“I had been witnessing to a young man in the church who was about my age, in his mid to late 20s,” he said. “His name was Danny and his wife attended our church but he wouldn’t come.”

After that conference, Long went to visit him with new motivation tucked in his heart.

“After pleading with him for about an hour, his excuse was that he believed all of it but that he didn’t think he could live it. He thought he would fail,” Long said. “I said, ‘Danny, if you knew someone who would meet with you and pray with you and help you along the way, would that change anything?’ And he said if that were the case, he would be saved right then.”

So Long told Danny he would be that guy.

“I told him I would walk with him for six months and help him get grounded in his faith,” Long said. “And what was to be six months turned into a year because we became very close friends.”

It wasn’t so much that Long was the teacher and Danny the student as it was that they were friends who invested in each other’s lives. They fished together, read the Bible together and got their families together on a regular basis.

“This was all off the radar,” Long said. “It wasn’t a public program — that’s the beauty of discipleship.”

But people began to notice Danny and how fast he was growing in his faith.

“He was changing. His whole life was different,” Long said. “So I began to see that there really was something to this discipleship thing. And I was benefiting from it as well.”

In the last decade or so, the two had lost contact, but a few months ago Long got a call at his office from Danny’s wife.

“She said, ‘If this is the Terry Long who was a pastor in Picayune, please call me,'” Long said.

“So I called her back, and she told me Danny was extremely ill with heart problems and other physical issues and knows his time is limited.”

When Long gave him a call they reunited and reconnected. “He thanked me for the time I invested in his life in 1985,” Long said. “He’s asked me to preach his funeral when the time comes. But for the last 33 years, he’s been living a faithful life.”

‘It’s on the backburner’

All that from just a promise to walk beside him as a friend who pointed to Jesus, Long said.

“It’s not flashy. It’s on the backburner. It’s quiet,” he said. “There comes a time that every pastor in ministry has to make a decision — go for the applause of men or decide I’m going to invest my life in men and people in a way that results in long-lasting fruit.”

The second is what Jesus wanted when He gave His disciples the Great Commission, Long said. “Every pastor can do this. Every Christian can do this because you don’t have to be a speaker. You don’t have to be on the platform,” Long said. “It’s not a church program. It’s a relationship. When you try to make a program out of it, you lose something.”

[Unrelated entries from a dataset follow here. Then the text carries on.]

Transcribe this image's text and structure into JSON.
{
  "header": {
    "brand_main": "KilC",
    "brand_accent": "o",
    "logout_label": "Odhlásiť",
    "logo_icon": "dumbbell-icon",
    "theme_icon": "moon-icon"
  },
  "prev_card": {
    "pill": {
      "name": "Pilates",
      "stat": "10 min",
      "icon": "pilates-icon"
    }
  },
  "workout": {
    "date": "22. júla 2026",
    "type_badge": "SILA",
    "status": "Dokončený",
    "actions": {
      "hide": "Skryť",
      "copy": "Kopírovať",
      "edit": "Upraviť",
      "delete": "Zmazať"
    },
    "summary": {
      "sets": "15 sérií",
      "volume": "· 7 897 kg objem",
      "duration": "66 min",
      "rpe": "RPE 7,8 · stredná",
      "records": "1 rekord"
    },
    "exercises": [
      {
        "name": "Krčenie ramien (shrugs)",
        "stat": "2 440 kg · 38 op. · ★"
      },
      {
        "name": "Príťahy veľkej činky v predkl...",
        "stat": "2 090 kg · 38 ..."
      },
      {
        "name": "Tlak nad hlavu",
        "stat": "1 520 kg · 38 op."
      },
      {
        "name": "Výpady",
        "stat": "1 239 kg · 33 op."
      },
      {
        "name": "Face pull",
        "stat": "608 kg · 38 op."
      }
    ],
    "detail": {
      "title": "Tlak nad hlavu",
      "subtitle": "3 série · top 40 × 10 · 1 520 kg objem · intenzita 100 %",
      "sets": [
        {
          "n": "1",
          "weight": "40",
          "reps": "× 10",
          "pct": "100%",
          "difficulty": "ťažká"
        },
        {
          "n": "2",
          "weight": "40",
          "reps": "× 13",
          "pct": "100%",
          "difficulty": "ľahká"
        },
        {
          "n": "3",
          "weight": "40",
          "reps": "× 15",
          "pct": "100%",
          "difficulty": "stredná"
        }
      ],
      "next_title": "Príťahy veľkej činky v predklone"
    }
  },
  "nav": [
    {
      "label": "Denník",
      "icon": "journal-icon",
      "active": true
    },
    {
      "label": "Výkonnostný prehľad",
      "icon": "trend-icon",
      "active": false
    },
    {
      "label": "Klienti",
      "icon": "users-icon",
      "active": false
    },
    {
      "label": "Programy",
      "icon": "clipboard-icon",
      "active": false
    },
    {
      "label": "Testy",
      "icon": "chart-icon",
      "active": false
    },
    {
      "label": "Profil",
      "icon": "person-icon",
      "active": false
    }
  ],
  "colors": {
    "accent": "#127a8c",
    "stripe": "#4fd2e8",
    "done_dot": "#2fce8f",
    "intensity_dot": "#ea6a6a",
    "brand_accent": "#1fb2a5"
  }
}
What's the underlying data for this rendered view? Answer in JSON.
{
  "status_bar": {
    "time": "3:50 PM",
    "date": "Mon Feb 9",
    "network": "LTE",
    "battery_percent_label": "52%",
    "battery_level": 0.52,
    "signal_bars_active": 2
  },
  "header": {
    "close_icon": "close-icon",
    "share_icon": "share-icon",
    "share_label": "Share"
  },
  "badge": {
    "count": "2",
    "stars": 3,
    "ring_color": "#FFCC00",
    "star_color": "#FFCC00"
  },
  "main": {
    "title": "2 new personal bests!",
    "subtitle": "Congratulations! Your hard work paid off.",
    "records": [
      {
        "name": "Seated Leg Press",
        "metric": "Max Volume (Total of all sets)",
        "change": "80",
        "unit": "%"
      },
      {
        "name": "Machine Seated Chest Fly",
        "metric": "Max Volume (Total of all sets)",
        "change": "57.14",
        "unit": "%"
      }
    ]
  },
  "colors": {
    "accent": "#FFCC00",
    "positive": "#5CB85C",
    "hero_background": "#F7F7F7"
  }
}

That’s what he remembered again that night as he hung up the phone in that little church kitchen and got back to painting — that the brightest spots of his ministry weren’t the times his church drew the crowds.

“It’s the time invested in those men’s lives and how I’ve seen it affect their children and their grandchildren,” Long said.

He’s done this over and over across the years. He’s got several men he’s pouring into now, right where he is in Choctaw County.

“I pour my life into them. I try to be transparent with them,” he said. “The guys I’ve invested in personally, I tell them, ‘This is who I am and this is what it’s about, and you’re going to fail, but I’m going to walk with you no matter what.'”

And that, he said, is how it was always meant to be.

“It’s not about a program,” he said. “It’s about just having a heart for people.”